(Extracted records)
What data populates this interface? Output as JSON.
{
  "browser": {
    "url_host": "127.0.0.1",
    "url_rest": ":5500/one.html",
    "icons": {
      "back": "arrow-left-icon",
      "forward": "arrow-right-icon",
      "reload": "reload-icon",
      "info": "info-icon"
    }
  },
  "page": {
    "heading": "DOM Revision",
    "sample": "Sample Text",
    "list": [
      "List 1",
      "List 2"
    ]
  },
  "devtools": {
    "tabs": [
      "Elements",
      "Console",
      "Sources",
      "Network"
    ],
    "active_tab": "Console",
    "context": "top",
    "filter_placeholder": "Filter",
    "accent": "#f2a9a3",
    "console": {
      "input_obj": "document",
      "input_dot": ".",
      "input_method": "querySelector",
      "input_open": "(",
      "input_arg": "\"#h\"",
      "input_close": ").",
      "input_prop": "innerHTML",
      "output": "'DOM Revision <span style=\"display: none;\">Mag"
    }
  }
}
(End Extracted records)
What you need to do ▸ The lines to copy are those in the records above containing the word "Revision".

Answer space ▸
    "heading": "DOM Revision",
      "output": "'DOM Revision <span style=\"display: none;\">Mag"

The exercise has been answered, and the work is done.